Task requirements.
Check the entries below for lines with "两面三刀"; report only how many there are.

Exercise materials.
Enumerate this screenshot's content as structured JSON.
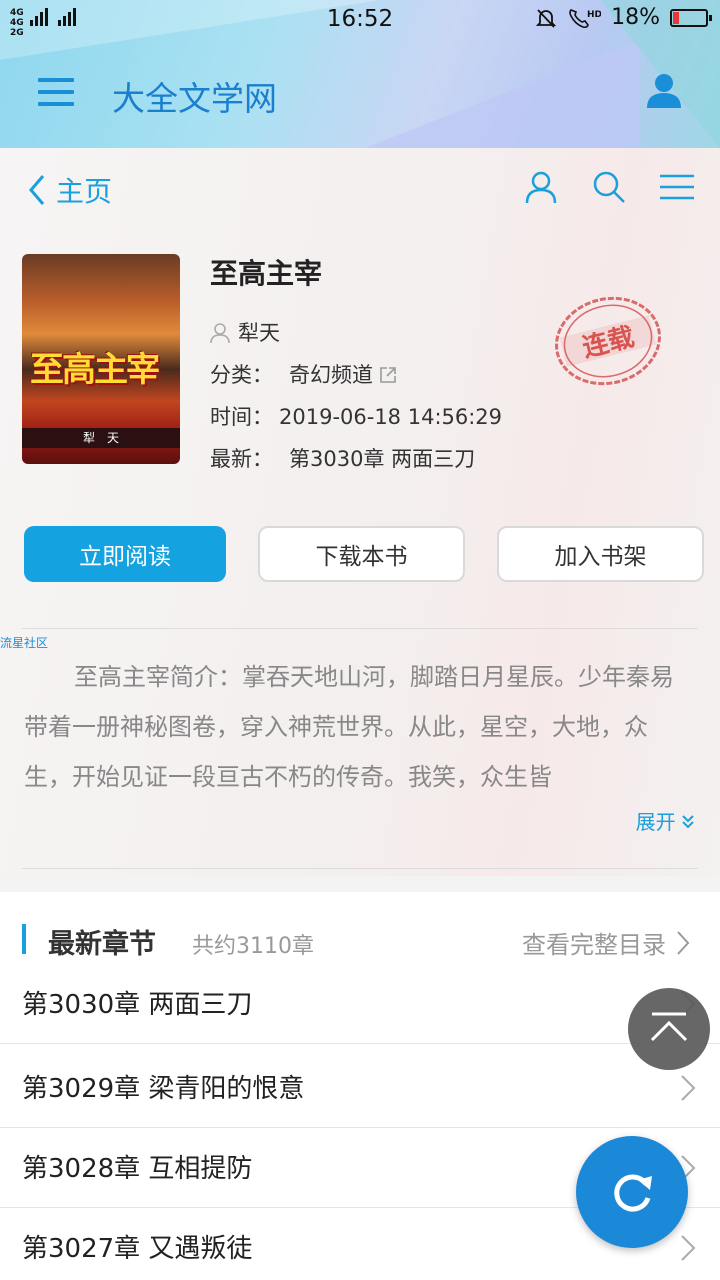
{
  "status_bar": {
    "network_label": "4G 4G 2G",
    "time": "16:52",
    "battery": "18%",
    "battery_level": 0.18
  },
  "header": {
    "site_title": "大全文学网"
  },
  "subnav": {
    "back_label": "主页"
  },
  "book": {
    "title": "至高主宰",
    "author": "犁天",
    "category_label": "分类：",
    "category": "奇幻频道",
    "time_label": "时间：",
    "time": "2019-06-18 14:56:29",
    "latest_label": "最新：",
    "latest": "第3030章 两面三刀",
    "status_stamp": "连载",
    "cover_title": "至高主宰",
    "cover_author": "犁　天"
  },
  "actions": {
    "read": "立即阅读",
    "download": "下载本书",
    "add_shelf": "加入书架"
  },
  "ad_tag": "流星社区",
  "intro": {
    "text": "至高主宰简介：掌吞天地山河，脚踏日月星辰。少年秦易带着一册神秘图卷，穿入神荒世界。从此，星空，大地，众生，开始见证一段亘古不朽的传奇。我笑，众生皆",
    "expand": "展开"
  },
  "chapters": {
    "heading": "最新章节",
    "count": "共约3110章",
    "view_all": "查看完整目录",
    "items": [
      {
        "title": "第3030章 两面三刀"
      },
      {
        "title": "第3029章 梁青阳的恨意"
      },
      {
        "title": "第3028章 互相提防"
      },
      {
        "title": "第3027章 又遇叛徒"
      }
    ]
  },
  "colors": {
    "accent": "#14a2e0",
    "title_blue": "#1a7fcf",
    "fab_blue": "#1c88d8",
    "stamp_red": "#d9534f"
  }
}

Task answer.
2